Provided material Start Marker

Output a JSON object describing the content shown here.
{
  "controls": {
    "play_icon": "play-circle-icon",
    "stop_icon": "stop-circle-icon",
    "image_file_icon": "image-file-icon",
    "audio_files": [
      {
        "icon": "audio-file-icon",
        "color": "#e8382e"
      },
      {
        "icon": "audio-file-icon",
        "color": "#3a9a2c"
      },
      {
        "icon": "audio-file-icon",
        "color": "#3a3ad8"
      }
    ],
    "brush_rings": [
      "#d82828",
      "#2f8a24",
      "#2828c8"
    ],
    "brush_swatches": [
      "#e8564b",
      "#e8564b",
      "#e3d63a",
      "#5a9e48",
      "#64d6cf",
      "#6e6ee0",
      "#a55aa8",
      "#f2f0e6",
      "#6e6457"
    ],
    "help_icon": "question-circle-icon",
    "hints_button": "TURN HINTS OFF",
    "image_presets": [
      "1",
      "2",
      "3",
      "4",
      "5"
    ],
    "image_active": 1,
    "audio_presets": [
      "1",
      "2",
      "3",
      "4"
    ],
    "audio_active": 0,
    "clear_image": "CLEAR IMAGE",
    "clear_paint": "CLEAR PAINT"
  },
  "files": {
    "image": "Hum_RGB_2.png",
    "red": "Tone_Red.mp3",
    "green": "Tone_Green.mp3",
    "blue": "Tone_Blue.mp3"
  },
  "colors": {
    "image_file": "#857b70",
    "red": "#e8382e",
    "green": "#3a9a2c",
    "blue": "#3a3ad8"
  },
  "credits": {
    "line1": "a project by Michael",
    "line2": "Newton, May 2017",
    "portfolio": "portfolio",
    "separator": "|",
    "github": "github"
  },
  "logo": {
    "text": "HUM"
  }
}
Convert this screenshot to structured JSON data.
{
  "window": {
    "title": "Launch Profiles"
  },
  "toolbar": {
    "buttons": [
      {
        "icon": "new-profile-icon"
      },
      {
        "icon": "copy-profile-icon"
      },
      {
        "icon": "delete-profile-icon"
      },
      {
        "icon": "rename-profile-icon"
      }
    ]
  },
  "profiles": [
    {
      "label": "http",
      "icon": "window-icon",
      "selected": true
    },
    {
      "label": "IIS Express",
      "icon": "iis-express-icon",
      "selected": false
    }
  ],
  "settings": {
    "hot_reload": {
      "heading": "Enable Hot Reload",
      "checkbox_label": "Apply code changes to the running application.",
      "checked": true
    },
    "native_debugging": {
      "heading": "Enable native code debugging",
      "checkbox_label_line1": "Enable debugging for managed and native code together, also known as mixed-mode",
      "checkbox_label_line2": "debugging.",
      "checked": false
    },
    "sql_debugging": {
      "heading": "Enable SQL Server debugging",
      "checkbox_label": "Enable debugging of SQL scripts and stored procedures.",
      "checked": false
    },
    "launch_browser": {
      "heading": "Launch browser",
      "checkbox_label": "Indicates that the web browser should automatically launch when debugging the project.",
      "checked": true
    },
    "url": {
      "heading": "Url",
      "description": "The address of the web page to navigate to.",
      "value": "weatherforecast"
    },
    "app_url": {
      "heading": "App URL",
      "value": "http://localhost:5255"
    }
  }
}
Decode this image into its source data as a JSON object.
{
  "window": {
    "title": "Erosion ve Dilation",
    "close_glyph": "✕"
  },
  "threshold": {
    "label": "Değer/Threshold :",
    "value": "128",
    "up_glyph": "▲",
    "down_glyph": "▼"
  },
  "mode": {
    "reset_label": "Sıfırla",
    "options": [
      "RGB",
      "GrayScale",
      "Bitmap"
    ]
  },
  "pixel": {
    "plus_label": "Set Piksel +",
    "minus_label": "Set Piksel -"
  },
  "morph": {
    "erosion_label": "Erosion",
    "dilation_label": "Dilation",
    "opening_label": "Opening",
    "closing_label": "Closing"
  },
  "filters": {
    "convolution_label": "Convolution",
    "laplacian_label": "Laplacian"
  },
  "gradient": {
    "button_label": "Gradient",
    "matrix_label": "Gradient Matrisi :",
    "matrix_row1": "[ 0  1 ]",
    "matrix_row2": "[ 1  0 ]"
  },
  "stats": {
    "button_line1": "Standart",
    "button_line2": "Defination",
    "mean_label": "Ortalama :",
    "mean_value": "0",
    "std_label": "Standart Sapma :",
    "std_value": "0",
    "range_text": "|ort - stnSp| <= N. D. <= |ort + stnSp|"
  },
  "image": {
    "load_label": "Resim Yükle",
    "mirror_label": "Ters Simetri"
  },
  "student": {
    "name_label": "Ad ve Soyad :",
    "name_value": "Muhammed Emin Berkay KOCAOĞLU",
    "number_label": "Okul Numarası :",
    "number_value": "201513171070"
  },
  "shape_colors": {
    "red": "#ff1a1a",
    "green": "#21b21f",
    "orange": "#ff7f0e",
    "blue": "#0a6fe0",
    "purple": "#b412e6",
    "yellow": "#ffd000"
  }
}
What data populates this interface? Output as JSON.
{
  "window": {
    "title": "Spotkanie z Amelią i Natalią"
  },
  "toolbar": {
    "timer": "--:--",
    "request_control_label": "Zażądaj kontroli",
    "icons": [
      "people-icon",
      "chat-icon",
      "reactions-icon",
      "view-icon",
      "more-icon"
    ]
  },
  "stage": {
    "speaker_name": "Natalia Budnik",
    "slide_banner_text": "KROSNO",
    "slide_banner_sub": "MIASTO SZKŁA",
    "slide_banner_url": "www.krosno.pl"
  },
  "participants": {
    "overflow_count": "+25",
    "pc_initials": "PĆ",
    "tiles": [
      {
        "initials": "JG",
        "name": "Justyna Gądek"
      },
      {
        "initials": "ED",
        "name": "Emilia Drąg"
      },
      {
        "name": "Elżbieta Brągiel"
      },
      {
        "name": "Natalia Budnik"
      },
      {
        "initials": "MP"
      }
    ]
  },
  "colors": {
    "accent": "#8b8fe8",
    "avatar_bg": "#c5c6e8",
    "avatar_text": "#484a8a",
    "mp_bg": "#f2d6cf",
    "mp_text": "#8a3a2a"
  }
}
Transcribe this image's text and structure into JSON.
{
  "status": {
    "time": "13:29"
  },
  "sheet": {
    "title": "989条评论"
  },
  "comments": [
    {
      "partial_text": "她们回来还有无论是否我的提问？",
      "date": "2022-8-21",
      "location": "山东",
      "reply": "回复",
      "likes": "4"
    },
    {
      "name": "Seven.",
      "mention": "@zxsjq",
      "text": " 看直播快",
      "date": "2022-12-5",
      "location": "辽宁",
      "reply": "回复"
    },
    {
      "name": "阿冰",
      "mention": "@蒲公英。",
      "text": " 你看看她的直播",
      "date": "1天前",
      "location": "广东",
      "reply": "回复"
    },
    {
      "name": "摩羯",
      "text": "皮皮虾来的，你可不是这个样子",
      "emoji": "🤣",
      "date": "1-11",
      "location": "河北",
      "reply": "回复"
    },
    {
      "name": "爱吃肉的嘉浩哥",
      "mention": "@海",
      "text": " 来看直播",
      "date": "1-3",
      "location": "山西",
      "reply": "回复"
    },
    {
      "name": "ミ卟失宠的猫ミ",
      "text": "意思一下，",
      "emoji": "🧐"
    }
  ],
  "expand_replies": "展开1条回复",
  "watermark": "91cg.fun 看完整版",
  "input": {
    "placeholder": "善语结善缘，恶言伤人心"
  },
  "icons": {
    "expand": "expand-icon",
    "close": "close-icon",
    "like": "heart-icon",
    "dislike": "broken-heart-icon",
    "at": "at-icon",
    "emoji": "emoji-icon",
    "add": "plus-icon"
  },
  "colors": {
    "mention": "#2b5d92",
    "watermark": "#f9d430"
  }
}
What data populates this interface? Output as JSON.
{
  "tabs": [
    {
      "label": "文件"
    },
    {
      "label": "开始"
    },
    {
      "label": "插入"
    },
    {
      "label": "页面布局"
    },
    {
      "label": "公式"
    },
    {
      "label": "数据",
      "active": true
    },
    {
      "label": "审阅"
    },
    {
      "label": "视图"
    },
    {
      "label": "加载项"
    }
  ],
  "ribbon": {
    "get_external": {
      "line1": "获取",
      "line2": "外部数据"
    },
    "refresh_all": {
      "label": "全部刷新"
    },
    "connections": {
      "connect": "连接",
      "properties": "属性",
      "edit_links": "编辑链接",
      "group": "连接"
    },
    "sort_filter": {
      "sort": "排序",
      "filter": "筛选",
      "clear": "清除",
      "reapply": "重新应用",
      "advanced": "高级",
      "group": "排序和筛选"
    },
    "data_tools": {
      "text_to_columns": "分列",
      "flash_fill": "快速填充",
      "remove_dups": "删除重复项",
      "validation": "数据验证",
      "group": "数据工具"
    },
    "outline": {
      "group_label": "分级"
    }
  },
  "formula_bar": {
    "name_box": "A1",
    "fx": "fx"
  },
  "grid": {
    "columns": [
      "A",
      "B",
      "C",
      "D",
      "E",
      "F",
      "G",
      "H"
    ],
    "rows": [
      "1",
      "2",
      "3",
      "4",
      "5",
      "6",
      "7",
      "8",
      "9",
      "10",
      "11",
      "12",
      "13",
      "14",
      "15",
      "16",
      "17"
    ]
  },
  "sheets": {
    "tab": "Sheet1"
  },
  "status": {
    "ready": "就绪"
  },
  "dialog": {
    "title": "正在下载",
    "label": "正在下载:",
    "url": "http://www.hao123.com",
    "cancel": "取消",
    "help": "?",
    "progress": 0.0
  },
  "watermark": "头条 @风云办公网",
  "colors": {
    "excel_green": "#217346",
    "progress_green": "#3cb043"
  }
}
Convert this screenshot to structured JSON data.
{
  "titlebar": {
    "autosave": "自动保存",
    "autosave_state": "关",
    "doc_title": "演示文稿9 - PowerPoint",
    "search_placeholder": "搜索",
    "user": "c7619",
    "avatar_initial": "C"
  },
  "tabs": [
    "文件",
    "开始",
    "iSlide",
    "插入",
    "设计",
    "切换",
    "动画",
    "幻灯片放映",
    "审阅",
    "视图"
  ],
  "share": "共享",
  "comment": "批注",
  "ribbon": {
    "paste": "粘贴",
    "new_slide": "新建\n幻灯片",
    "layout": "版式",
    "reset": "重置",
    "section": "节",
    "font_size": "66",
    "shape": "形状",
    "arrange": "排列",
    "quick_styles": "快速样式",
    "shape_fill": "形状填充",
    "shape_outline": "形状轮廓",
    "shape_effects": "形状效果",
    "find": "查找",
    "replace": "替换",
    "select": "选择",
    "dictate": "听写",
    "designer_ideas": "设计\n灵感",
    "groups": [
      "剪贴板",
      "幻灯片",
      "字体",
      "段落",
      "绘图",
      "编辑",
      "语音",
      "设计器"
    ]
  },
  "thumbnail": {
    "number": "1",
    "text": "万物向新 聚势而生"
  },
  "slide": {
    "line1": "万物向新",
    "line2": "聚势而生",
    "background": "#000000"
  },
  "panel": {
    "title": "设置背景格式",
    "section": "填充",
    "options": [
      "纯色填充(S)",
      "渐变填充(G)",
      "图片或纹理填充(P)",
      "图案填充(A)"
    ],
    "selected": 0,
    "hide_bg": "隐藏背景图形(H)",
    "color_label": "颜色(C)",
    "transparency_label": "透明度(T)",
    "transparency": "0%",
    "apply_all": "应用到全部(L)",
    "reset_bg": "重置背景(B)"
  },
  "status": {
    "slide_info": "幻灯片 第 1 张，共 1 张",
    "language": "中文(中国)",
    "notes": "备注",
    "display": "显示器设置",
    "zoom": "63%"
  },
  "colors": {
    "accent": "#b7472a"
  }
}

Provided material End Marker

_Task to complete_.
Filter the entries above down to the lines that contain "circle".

_Output_.
    "play_icon": "play-circle-icon",
    "stop_icon": "stop-circle-icon",
    "help_icon": "question-circle-icon",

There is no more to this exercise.